Figure 3: Building a Footprint


What is here what?

  • The solder stop coating release marks the area that must be exempted from the solder ingess coating. Otherwise, nothing could be soldered there, as the soldering stop varnish, as the name suggests, effectively prevents soldering.
  • The solder paste seam construction saving is really just that. The soldering paste is applied over a sieve. And logically, only solder paste can be found where the sieve was omitted
  • Copper is ultimately the actual soldering pad. Of course, this must also be numbered or otherwise labelled.
  • You don't really have to say much about the contour or the model. You just have to know how big the component is.
  • Screen printing is not found on every printed circuit board, but can still be practical
  • The center point is usually also the point used for SMD placement machines.

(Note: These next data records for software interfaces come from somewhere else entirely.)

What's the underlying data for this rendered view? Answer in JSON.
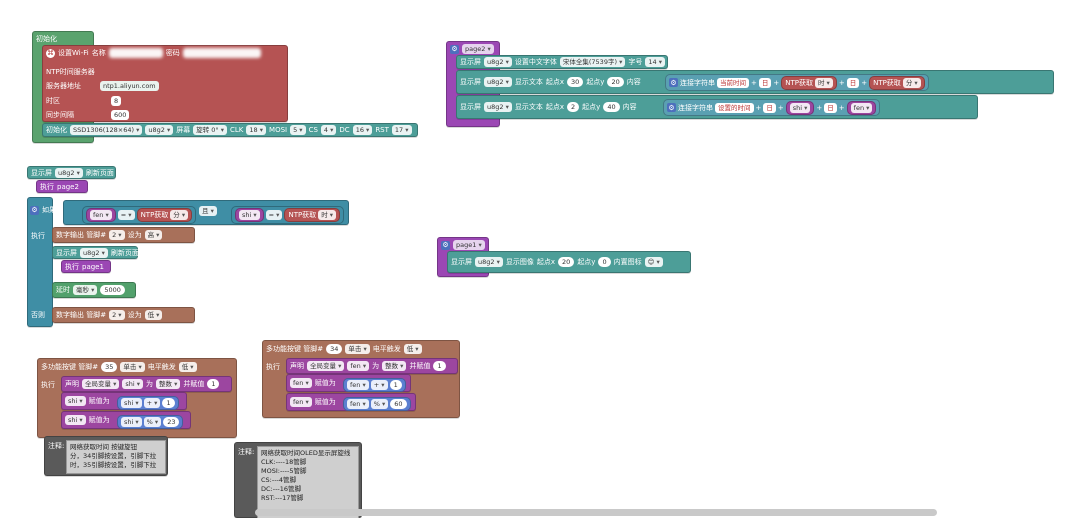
{
  "colors": {
    "network": "#b55353",
    "display": "#4d9e98",
    "procedure": "#9b47b4",
    "control": "#3f8ea5",
    "io": "#a8705a",
    "variable": "#9c46a0",
    "timer": "#52a16c",
    "text": "#5aa0b2",
    "comment": "#5a5a5a"
  },
  "init": {
    "header": "初始化",
    "wifi_label": "设置Wi-Fi",
    "name_label": "名称",
    "name_value": "xxxxxxxx",
    "pwd_label": "密码",
    "pwd_value": "xxxxxxxx",
    "ntp_label": "NTP时间服务器",
    "server_label": "服务器地址",
    "server_value": "ntp1.aliyun.com",
    "tz_label": "时区",
    "tz_value": "8",
    "sync_label": "同步间隔",
    "sync_value": "600",
    "oled": {
      "init": "初始化",
      "model": "SSD1306(128×64)",
      "name": "u8g2",
      "screen_label": "屏幕",
      "rotate": "旋转 0°",
      "clk_label": "CLK",
      "clk": "18",
      "mosi_label": "MOSI",
      "mosi": "5",
      "cs_label": "CS",
      "cs": "4",
      "dc_label": "DC",
      "dc": "16",
      "rst_label": "RST",
      "rst": "17"
    }
  },
  "page2": {
    "name": "page2",
    "font_label1": "显示屏",
    "screen": "u8g2",
    "font_label2": "设置中文字体",
    "font": "宋体全集(7539字)",
    "size_label": "字号",
    "size": "14",
    "line1": {
      "a": "显示屏",
      "b": "显示文本",
      "x_label": "起点x",
      "x": "30",
      "y_label": "起点y",
      "y": "20",
      "content": "内容",
      "join": "连接字符串",
      "s1": "当前时间",
      "s2": "日",
      "ntp1_label": "NTP获取",
      "ntp1_val": "时",
      "s3": "日",
      "ntp2_label": "NTP获取",
      "ntp2_val": "分"
    },
    "line2": {
      "a": "显示屏",
      "b": "显示文本",
      "x_label": "起点x",
      "x": "2",
      "y_label": "起点y",
      "y": "40",
      "content": "内容",
      "join": "连接字符串",
      "s1": "设置的时间",
      "s2": "日",
      "v1": "shi",
      "s3": "日",
      "v2": "fen"
    }
  },
  "loop": {
    "refresh_a": "显示屏",
    "screen": "u8g2",
    "refresh_b": "刷新页面",
    "exec_label": "执行",
    "exec_page": "page2",
    "if_label": "如果",
    "do_label": "执行",
    "else_label": "否则",
    "var_fen": "fen",
    "eq": "=",
    "ntp_label": "NTP获取",
    "ntp_fen": "分",
    "and": "且",
    "var_shi": "shi",
    "ntp_shi": "时",
    "dout1": {
      "label": "数字输出 管脚#",
      "pin": "2",
      "set": "设为",
      "val": "高"
    },
    "refresh2_a": "显示屏",
    "refresh2_b": "刷新页面",
    "exec2_label": "执行",
    "exec2_page": "page1",
    "delay": {
      "label": "延时",
      "unit": "毫秒",
      "ms": "5000"
    },
    "dout2": {
      "label": "数字输出 管脚#",
      "pin": "2",
      "set": "设为",
      "val": "低"
    }
  },
  "page1": {
    "name": "page1",
    "a": "显示屏",
    "screen": "u8g2",
    "b": "显示图像",
    "x_label": "起点x",
    "x": "20",
    "y_label": "起点y",
    "y": "0",
    "icon_label": "内置图标",
    "icon": "😊"
  },
  "btn35": {
    "label": "多功能按键 管脚#",
    "pin": "35",
    "mode": "单击",
    "trig": "电平触发",
    "level": "低",
    "exec": "执行",
    "declare": "声明",
    "scope": "全局变量",
    "var": "shi",
    "as": "为",
    "type": "整数",
    "init": "并赋值",
    "init_val": "1",
    "as1": {
      "var": "shi",
      "assign": "赋值为",
      "lhs": "shi",
      "op": "+",
      "rhs": "1"
    },
    "as2": {
      "var": "shi",
      "assign": "赋值为",
      "lhs": "shi",
      "op": "%",
      "rhs": "23"
    }
  },
  "btn34": {
    "label": "多功能按键 管脚#",
    "pin": "34",
    "mode": "单击",
    "trig": "电平触发",
    "level": "低",
    "exec": "执行",
    "declare": "声明",
    "scope": "全局变量",
    "var": "fen",
    "as": "为",
    "type": "整数",
    "init": "并赋值",
    "init_val": "1",
    "as1": {
      "var": "fen",
      "assign": "赋值为",
      "lhs": "fen",
      "op": "+",
      "rhs": "1"
    },
    "as2": {
      "var": "fen",
      "assign": "赋值为",
      "lhs": "fen",
      "op": "%",
      "rhs": "60"
    }
  },
  "note1": {
    "label": "注释:",
    "text": "网络获取时间 按键旋钮\n分，34引脚按设置，引脚下拉\n时，35引脚按设置，引脚下拉"
  },
  "note2": {
    "label": "注释:",
    "text": "网络获取时间OLED显示屏旋线\nCLK:----18管脚\nMOSI:----5管脚\nCS:---4管脚\nDC:---16管脚\nRST:---17管脚"
  }
}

The free area is a help for the PCB layout

Some EDA programs support footprint creation with footprint generators.  With the help of these generators, many common footprints can be created with relatively little effort. You virtually type the dimensions out of the data sheet and the generator does the rest. It goes so far that e.g. in the Altium Designer© even the 3D model can be created in step format.

Figure 4: Circuitmaker© IPC® Compilant Footprint Wizard

 However, it is important to keep in mind that not every footprint can be created with it. Exotic footprints are therefore mostly still handmade. Of course, the solder pads of the footprint still have to be linked to the connectors of the symbol. Most of the EDA programs I know are still done in the library.

Figure 5: Linking Symbol and Footprint

Additional information that is usually included in the component library is:

  • For passive components, the respective values (e.g. resistance value) including tolerances
  • Manufacturer
  • Certifications of the component e.g. AEC-Q
  • Supplier and item number at the supplier. If possible, several are packed here
  • Availability
  • Price
  • Operating voltage range
  • Temperature range
  • Interface types (e.g. SPI, I2C, LVDS, etc.)
  • Replacement types
  • design (e.g. as in this example SOT-23)

1.1.2.   Connections

The connections of the components are connected to lines representing the electrical connections. These are usually referred to as networks. For example, this looks like this:

Figure 6: Example of electrical connections in a schematic

Connections between 2 lines, so-called nodes, are usually represented with a thick dot. That is the first time we are through here.